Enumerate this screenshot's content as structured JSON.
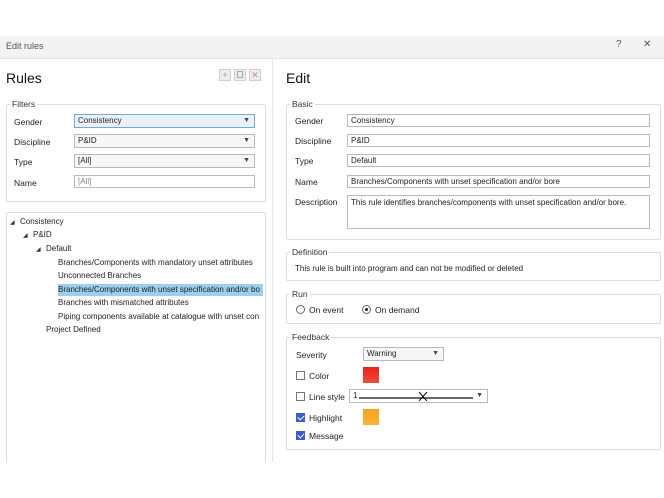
{
  "window": {
    "title": "Edit rules",
    "help_label": "?",
    "close_label": "✕"
  },
  "rules": {
    "heading": "Rules",
    "toolbar": {
      "add_icon": "plus-icon",
      "copy_icon": "copy-icon",
      "delete_icon": "delete-icon"
    },
    "filters": {
      "label": "Filters",
      "gender_label": "Gender",
      "gender_value": "Consistency",
      "discipline_label": "Discipline",
      "discipline_value": "P&ID",
      "type_label": "Type",
      "type_value": "[All]",
      "name_label": "Name",
      "name_placeholder": "[All]"
    },
    "tree": [
      "Consistency",
      "P&ID",
      "Default",
      "Branches/Components with mandatory unset attributes",
      "Unconnected Branches",
      "Branches/Components with unset specification and/or bo",
      "Branches with mismatched attributes",
      "Piping components available at catalogue with unset con",
      "Project Defined"
    ]
  },
  "edit": {
    "heading": "Edit",
    "basic": {
      "label": "Basic",
      "gender_label": "Gender",
      "gender_value": "Consistency",
      "discipline_label": "Discipline",
      "discipline_value": "P&ID",
      "type_label": "Type",
      "type_value": "Default",
      "name_label": "Name",
      "name_value": "Branches/Components with unset specification and/or bore",
      "description_label": "Description",
      "description_value": "This rule identifies branches/components with unset specification and/or bore."
    },
    "definition": {
      "label": "Definition",
      "text": "This rule is built into program and can not be modified or deleted"
    },
    "run": {
      "label": "Run",
      "on_event": "On event",
      "on_demand": "On demand",
      "selected": "On demand"
    },
    "feedback": {
      "label": "Feedback",
      "severity_label": "Severity",
      "severity_value": "Warning",
      "color_label": "Color",
      "color_checked": false,
      "color_value": "#e8201a",
      "linestyle_label": "Line style",
      "linestyle_checked": false,
      "linestyle_value": "1",
      "highlight_label": "Highlight",
      "highlight_checked": true,
      "highlight_value": "#f5a31c",
      "message_label": "Message",
      "message_checked": true
    }
  }
}
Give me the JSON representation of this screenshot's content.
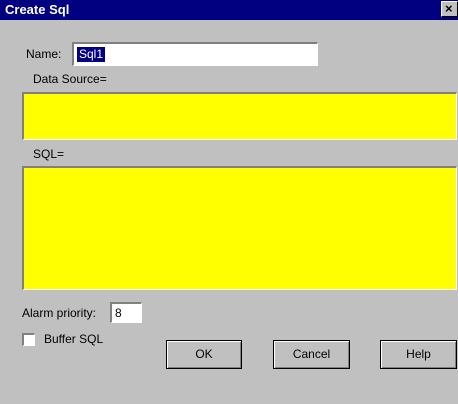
{
  "window": {
    "title": "Create Sql",
    "close_glyph": "×"
  },
  "name_field": {
    "label": "Name:",
    "value": "Sql1"
  },
  "data_source": {
    "label": "Data Source=",
    "value": ""
  },
  "sql": {
    "label": "SQL=",
    "value": ""
  },
  "alarm_priority": {
    "label": "Alarm priority:",
    "value": "8"
  },
  "buffer_sql": {
    "label": "Buffer SQL",
    "checked": false
  },
  "buttons": {
    "ok": "OK",
    "cancel": "Cancel",
    "help": "Help"
  },
  "colors": {
    "titlebar": "#000080",
    "dialog_bg": "#c0c0c0",
    "field_highlight": "#ffff00"
  },
  "icons": {
    "close": "close-icon"
  }
}
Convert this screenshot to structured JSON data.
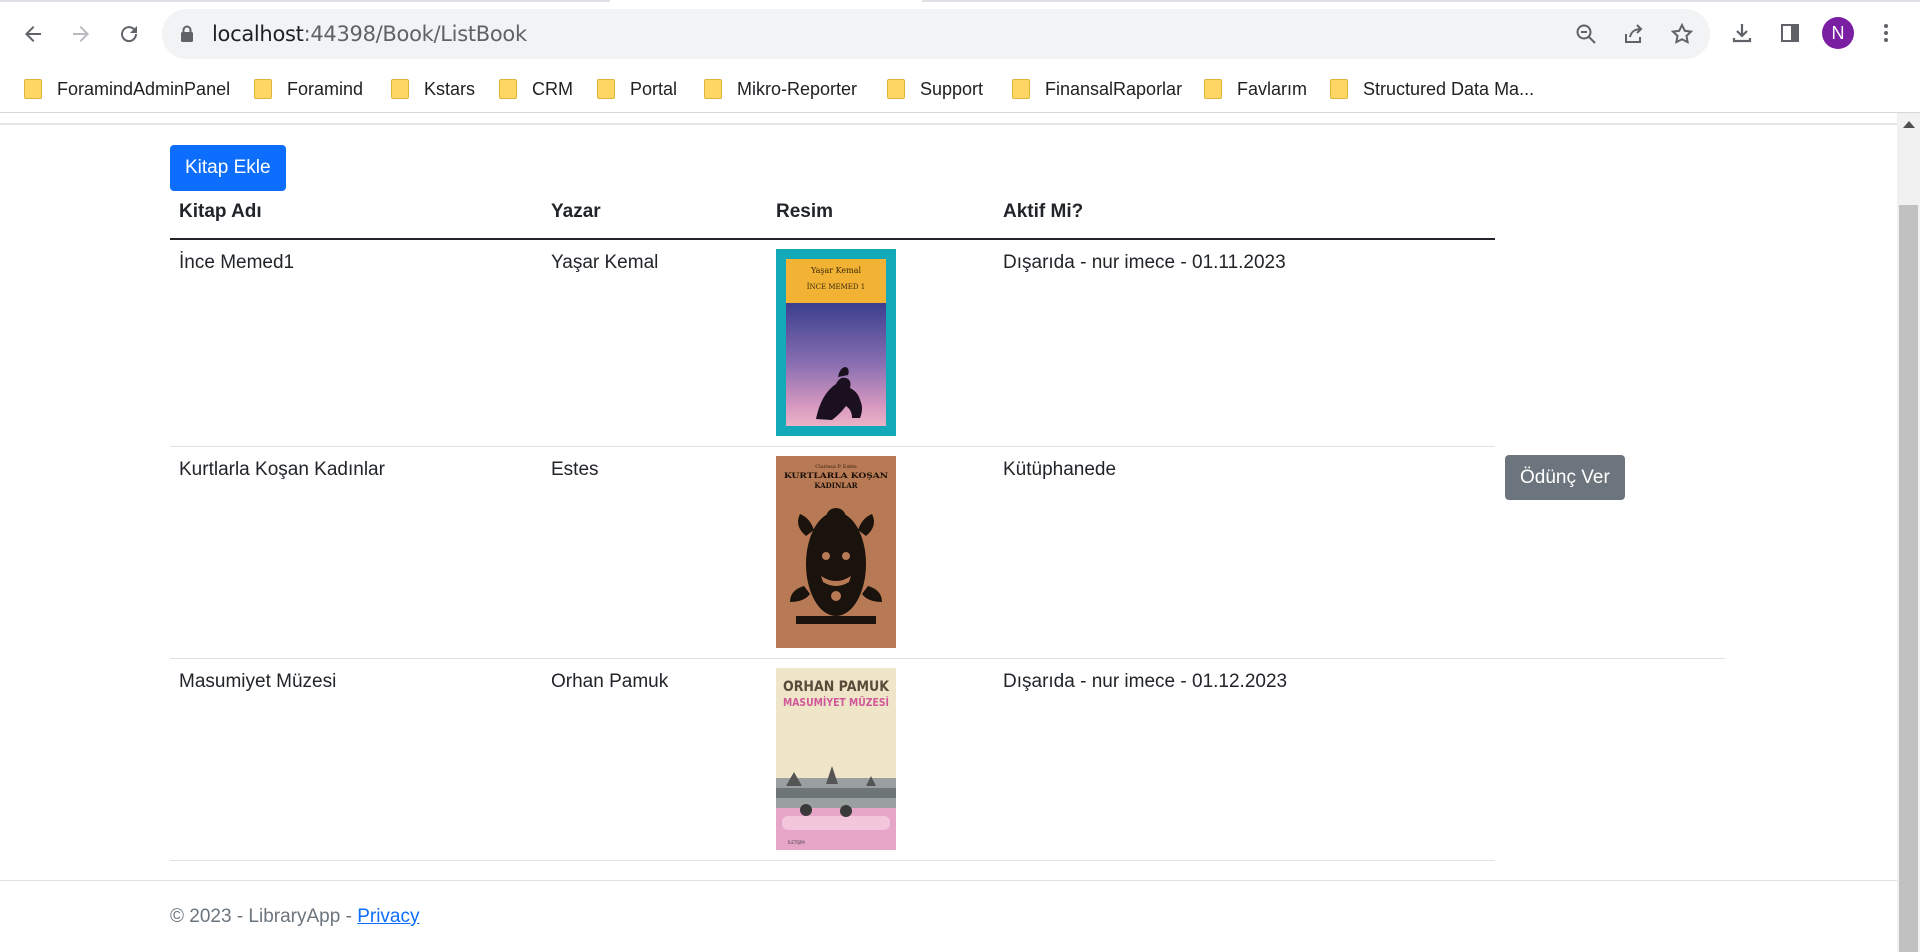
{
  "browser": {
    "url_host": "localhost",
    "url_path": ":44398/Book/ListBook",
    "profile_initial": "N",
    "bookmarks": [
      "ForamindAdminPanel",
      "Foramind",
      "Kstars",
      "CRM",
      "Portal",
      "Mikro-Reporter",
      "Support",
      "FinansalRaporlar",
      "Favlarım",
      "Structured Data Ma..."
    ]
  },
  "page": {
    "add_button": "Kitap Ekle",
    "headers": {
      "name": "Kitap Adı",
      "author": "Yazar",
      "image": "Resim",
      "active": "Aktif Mi?"
    },
    "rows": [
      {
        "name": "İnce Memed1",
        "author": "Yaşar Kemal",
        "status": "Dışarıda - nur imece - 01.11.2023",
        "cover": {
          "top_text": "Yaşar Kemal",
          "title": "İNCE MEMED 1"
        }
      },
      {
        "name": "Kurtlarla Koşan Kadınlar",
        "author": "Estes",
        "status": "Kütüphanede",
        "action": "Ödünç Ver",
        "cover": {
          "top_text": "Clarissa P. Estés",
          "title": "KURTLARLA KOŞAN KADINLAR"
        }
      },
      {
        "name": "Masumiyet Müzesi",
        "author": "Orhan Pamuk",
        "status": "Dışarıda - nur imece - 01.12.2023",
        "cover": {
          "top_text": "ORHAN PAMUK",
          "title": "MASUMİYET MÜZESİ"
        }
      }
    ],
    "footer": {
      "text": "© 2023 - LibraryApp - ",
      "link": "Privacy"
    }
  },
  "colors": {
    "primary": "#0d6efd",
    "secondary": "#6c757d",
    "avatar": "#7b1fa2"
  }
}
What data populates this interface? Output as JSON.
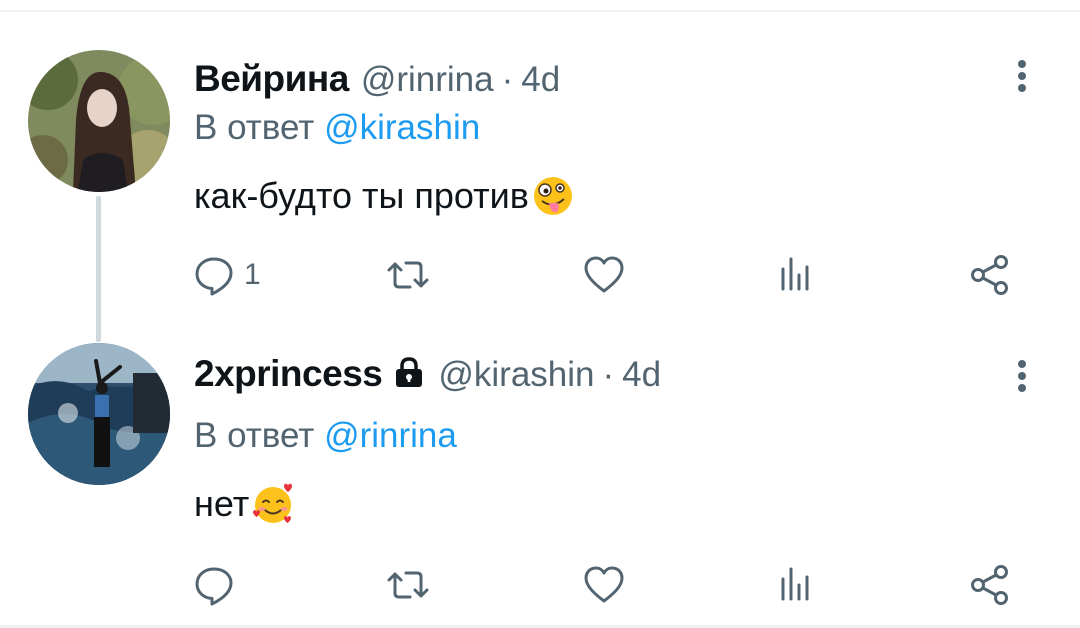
{
  "tweets": [
    {
      "display_name": "Вейрина",
      "handle": "@rinrina",
      "separator": "·",
      "time": "4d",
      "reply_prefix": "В ответ ",
      "reply_mention": "@kirashin",
      "text": "как-будто ты против",
      "emoji": "zany-face-emoji",
      "reply_count": "1",
      "locked": false
    },
    {
      "display_name": "2xprincess",
      "handle": "@kirashin",
      "separator": "·",
      "time": "4d",
      "reply_prefix": "В ответ ",
      "reply_mention": "@rinrina",
      "text": "нет",
      "emoji": "smiling-face-with-hearts-emoji",
      "reply_count": "",
      "locked": true
    }
  ],
  "colors": {
    "text": "#0f1419",
    "secondary": "#536471",
    "link": "#1d9bf0",
    "thread_line": "#cfd9de"
  },
  "icons": [
    "reply-icon",
    "retweet-icon",
    "like-icon",
    "stats-icon",
    "share-icon",
    "more-icon",
    "lock-icon"
  ]
}
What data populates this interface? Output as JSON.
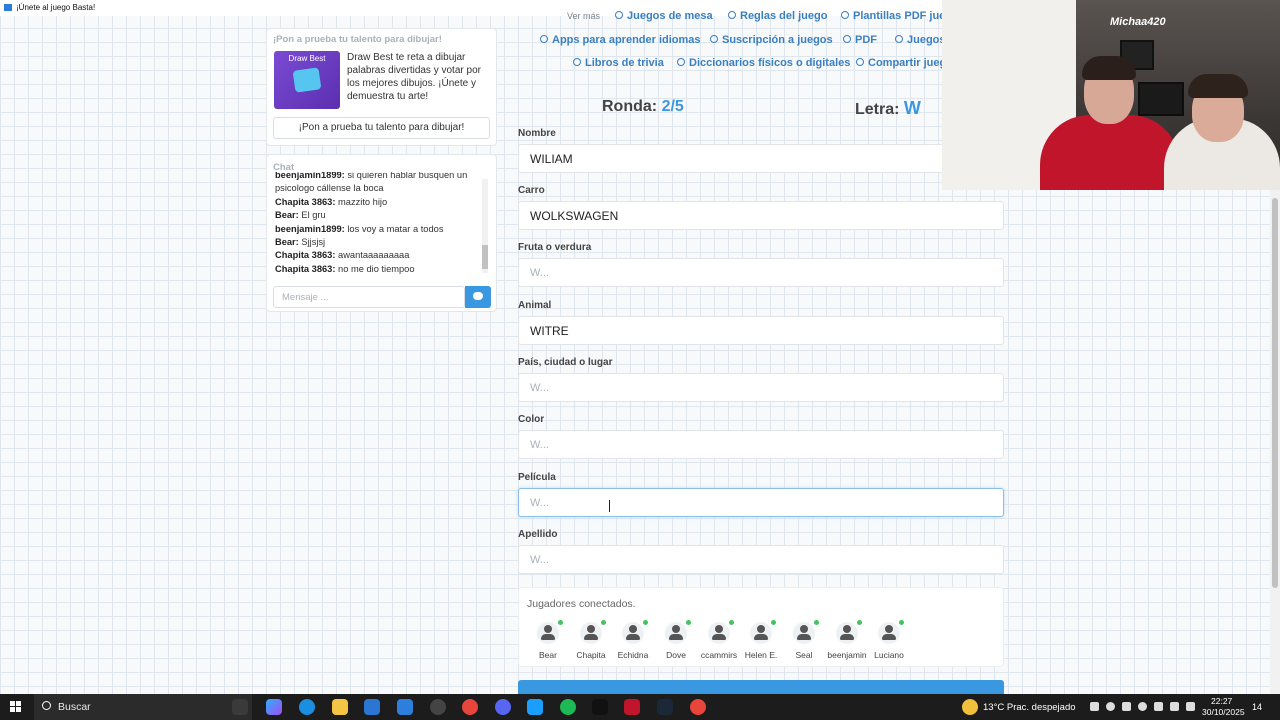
{
  "window": {
    "title": "¡Únete al juego Basta!"
  },
  "promo": {
    "header": "¡Pon a prueba tu talento para dibujar!",
    "thumb_title": "Draw Best",
    "description": "Draw Best te reta a dibujar palabras divertidas y votar por los mejores dibujos. ¡Únete y demuestra tu arte!",
    "button": "¡Pon a prueba tu talento para dibujar!"
  },
  "chat": {
    "header": "Chat",
    "messages": [
      {
        "user": "beenjamin1899:",
        "text": " si quieren hablar busquen un"
      },
      {
        "user": "",
        "text": "psicologo cállense la boca"
      },
      {
        "user": "Chapita 3863:",
        "text": " mazzito hijo"
      },
      {
        "user": "Bear:",
        "text": " El gru"
      },
      {
        "user": "beenjamin1899:",
        "text": " los voy a matar a todos"
      },
      {
        "user": "Bear:",
        "text": " Sjjsjsj"
      },
      {
        "user": "Chapita 3863:",
        "text": " awantaaaaaaaaa"
      },
      {
        "user": "Chapita 3863:",
        "text": " no me dio tiempoo"
      }
    ],
    "placeholder": "Mensaje ..."
  },
  "links": [
    {
      "label": "Ver más"
    },
    {
      "label": "Juegos de mesa"
    },
    {
      "label": "Reglas del juego"
    },
    {
      "label": "Plantillas PDF jueg"
    },
    {
      "label": "Apps para aprender idiomas"
    },
    {
      "label": "Suscripción a juegos"
    },
    {
      "label": "PDF"
    },
    {
      "label": "Juegos"
    },
    {
      "label": "Libros de trivia"
    },
    {
      "label": "Diccionarios físicos o digitales"
    },
    {
      "label": "Compartir juego"
    }
  ],
  "game": {
    "round_label": "Ronda:",
    "round_value": "2/5",
    "letter_label": "Letra:",
    "letter_value": "W"
  },
  "fields": [
    {
      "label": "Nombre",
      "value": "WILIAM",
      "placeholder": "W..."
    },
    {
      "label": "Carro",
      "value": "WOLKSWAGEN",
      "placeholder": "W..."
    },
    {
      "label": "Fruta o verdura",
      "value": "",
      "placeholder": "W..."
    },
    {
      "label": "Animal",
      "value": "WITRE",
      "placeholder": "W..."
    },
    {
      "label": "País, ciudad o lugar",
      "value": "",
      "placeholder": "W..."
    },
    {
      "label": "Color",
      "value": "",
      "placeholder": "W..."
    },
    {
      "label": "Película",
      "value": "",
      "placeholder": "W..."
    },
    {
      "label": "Apellido",
      "value": "",
      "placeholder": "W..."
    }
  ],
  "players": {
    "title": "Jugadores conectados.",
    "list": [
      "Bear",
      "Chapita",
      "Echidna",
      "Dove",
      "ccammirs",
      "Helen E.",
      "Seal",
      "beenjamin",
      "Luciano"
    ]
  },
  "webcam": {
    "tag": "Michaa420"
  },
  "taskbar": {
    "search": "Buscar",
    "weather": "13°C  Prac. despejado",
    "time": "22:27",
    "date": "30/10/2025",
    "notifications": "14"
  },
  "colors": {
    "accent": "#3a98e0",
    "online": "#46c35f",
    "liverpool_red": "#c0152b"
  }
}
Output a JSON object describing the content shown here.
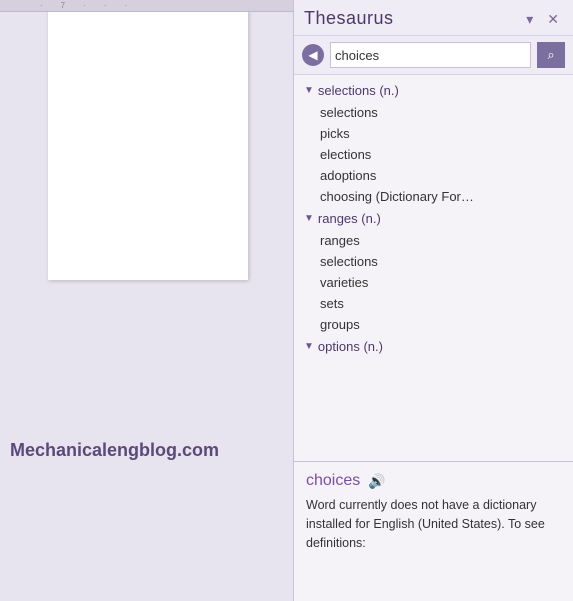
{
  "panel": {
    "title": "Thesaurus",
    "pin_label": "▾",
    "close_label": "✕"
  },
  "search": {
    "value": "choices",
    "back_icon": "◀",
    "search_icon": "🔍"
  },
  "results": {
    "groups": [
      {
        "id": "selections-n",
        "label": "selections (n.)",
        "items": [
          "selections",
          "picks",
          "elections",
          "adoptions",
          "choosing (Dictionary For…"
        ]
      },
      {
        "id": "ranges-n",
        "label": "ranges (n.)",
        "items": [
          "ranges",
          "selections",
          "varieties",
          "sets",
          "groups"
        ]
      },
      {
        "id": "options-n",
        "label": "options (n.)",
        "items": []
      }
    ]
  },
  "definition": {
    "word": "choices",
    "speaker_icon": "🔊",
    "text": "Word currently does not have a dictionary installed for English (United States). To see definitions:"
  },
  "watermark": {
    "text": "Mechanicalengblog.com"
  },
  "ruler": {
    "marks": [
      "",
      "7",
      "",
      "",
      ""
    ]
  }
}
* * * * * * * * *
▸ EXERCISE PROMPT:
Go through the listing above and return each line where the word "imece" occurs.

▸ TASK OUTPUT:
        "status": "Dışarıda - nur imece - 01.11.2023",
        "status": "Dışarıda - nur imece - 01.12.2023",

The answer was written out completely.